A muscle sore after working out?
After working out, sore muscles indicate damage caused to the muscle tissue and the repair process that follows, as discussed. It is a common phenomenon, especially for beginners and mainly requires adequate nutrition, hydration, and rest. Such soreness in muscle doesn’t necessarily mean that you are severely injured. For subsequent workouts, lower your intensity and volume, especially, if you are involving the same muscle group.
⚠️Working out, when sore, muscles may not be able to perform at their max and may leave you with more pain and discomfort.
Are some of the muscles sore? “No Reason” might also be the reason!
Soreness of muscle or a muscle group can sometimes occur for no apparent reason, and there are several potential causes:
- Stress: Physical or emotional stress can cause tension in the muscles, leading to soreness.
- Poor posture: Sitting or standing in a position that places strain on the muscles can lead to soreness over time.
- Dehydration: Not drinking enough water can cause muscle soreness and cramps.
- Vitamin deficiencies: It may be caused by a deficiency of certain vitamins, such as vitamin D and B12.
- Medications: Some medications, such as statins (used to lower cholesterol), can cause muscle soreness as a side effect.
If you’re experiencing soreness for no apparent reason, it’s a good idea to talk to your healthcare provider to rule out any underlying medical conditions.
Muscular Soreness? Muscle Growth or Breakage? A Conclusion
It is safe to say that there is indeed some breakage, as muscle fibers suffer tactile stress and get damaged. These fibers are then repaired to form bigger and stronger muscle fibers to bear a similar load next time. Isn’t it the same mechanism as muscle hypertrophy?

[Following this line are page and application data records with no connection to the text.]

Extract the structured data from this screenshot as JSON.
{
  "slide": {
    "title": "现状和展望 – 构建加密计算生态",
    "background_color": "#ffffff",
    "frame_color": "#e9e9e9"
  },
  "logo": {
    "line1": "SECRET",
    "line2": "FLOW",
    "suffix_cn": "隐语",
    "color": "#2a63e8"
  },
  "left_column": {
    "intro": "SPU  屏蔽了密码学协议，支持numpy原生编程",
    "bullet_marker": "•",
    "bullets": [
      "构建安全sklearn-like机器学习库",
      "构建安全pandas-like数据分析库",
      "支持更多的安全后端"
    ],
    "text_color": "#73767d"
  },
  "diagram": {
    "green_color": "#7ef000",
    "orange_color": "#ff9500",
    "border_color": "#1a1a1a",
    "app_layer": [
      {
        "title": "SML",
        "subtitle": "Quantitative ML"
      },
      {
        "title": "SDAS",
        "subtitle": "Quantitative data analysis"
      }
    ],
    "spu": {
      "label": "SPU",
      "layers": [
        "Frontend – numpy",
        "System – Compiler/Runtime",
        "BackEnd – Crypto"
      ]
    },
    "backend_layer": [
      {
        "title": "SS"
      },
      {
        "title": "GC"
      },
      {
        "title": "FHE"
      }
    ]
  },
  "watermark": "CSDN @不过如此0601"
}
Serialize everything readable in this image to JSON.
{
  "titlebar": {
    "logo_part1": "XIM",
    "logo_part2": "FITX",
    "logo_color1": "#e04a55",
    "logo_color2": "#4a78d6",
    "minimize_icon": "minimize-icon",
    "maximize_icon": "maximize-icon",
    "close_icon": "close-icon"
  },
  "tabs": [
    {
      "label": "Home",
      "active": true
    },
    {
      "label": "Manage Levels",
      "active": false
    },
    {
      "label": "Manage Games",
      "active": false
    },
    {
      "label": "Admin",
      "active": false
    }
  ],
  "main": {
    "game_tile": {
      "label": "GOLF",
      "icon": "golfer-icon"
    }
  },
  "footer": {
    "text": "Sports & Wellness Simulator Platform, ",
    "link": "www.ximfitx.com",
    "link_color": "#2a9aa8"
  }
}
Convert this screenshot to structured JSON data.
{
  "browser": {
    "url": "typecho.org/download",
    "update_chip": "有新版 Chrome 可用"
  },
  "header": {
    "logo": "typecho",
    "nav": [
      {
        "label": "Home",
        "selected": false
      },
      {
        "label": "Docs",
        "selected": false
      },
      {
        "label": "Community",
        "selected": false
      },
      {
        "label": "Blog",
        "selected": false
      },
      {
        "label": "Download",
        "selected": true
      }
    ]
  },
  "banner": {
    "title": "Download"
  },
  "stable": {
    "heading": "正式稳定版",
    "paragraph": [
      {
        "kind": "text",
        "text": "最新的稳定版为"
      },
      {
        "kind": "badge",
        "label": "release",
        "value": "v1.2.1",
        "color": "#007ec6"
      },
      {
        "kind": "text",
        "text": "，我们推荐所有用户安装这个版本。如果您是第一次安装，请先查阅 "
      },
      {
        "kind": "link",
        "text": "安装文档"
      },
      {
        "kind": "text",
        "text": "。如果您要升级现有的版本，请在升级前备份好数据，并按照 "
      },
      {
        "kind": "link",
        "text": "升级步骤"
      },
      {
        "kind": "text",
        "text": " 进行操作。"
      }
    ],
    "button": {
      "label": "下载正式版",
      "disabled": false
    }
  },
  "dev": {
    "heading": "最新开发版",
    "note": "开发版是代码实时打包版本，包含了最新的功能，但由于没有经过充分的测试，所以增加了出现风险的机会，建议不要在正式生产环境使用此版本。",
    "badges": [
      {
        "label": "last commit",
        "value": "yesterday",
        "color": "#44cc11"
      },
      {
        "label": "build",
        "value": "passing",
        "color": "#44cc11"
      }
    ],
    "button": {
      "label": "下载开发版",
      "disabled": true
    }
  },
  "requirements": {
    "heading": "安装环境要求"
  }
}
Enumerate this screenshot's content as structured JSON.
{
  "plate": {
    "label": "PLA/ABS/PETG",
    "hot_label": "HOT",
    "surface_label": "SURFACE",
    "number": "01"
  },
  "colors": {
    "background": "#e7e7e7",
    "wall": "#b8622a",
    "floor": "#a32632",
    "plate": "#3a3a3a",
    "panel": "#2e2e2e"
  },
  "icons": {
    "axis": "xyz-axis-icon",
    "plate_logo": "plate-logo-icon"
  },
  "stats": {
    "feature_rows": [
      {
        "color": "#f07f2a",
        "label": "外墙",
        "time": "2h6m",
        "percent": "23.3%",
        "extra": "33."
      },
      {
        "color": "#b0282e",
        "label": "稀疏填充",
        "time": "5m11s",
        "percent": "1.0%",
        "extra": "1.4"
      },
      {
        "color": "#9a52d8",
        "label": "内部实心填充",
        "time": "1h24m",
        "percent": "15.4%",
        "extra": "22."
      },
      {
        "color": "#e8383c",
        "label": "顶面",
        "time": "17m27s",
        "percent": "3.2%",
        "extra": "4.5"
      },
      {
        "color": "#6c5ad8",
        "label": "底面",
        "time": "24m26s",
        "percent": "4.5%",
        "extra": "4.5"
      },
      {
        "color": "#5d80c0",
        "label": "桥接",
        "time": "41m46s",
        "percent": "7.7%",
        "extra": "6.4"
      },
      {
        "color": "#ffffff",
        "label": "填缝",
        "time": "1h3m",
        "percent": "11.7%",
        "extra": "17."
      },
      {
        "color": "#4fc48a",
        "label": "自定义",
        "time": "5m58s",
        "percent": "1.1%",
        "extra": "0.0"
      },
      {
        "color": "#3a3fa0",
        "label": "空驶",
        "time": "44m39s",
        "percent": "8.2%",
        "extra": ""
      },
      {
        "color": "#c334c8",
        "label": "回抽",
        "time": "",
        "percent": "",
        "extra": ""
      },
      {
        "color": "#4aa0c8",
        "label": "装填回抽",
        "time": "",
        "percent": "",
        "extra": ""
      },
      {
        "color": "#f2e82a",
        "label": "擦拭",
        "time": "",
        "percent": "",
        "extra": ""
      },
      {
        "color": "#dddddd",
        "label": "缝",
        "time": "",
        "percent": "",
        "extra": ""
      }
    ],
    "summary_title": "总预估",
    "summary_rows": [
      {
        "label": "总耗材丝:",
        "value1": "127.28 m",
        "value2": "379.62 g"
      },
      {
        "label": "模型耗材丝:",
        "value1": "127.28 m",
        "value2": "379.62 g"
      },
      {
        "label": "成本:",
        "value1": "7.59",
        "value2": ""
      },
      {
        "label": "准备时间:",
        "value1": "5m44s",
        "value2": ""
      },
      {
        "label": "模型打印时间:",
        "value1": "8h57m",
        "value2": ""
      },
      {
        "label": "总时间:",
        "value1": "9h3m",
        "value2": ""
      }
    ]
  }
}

So yes, soreness of muscle does indicate muscular growth, given that it is induced by progressive overload in a weight-lifting program. If it is caused by stress, poor posture, medications, etc., there will be no muscular growth.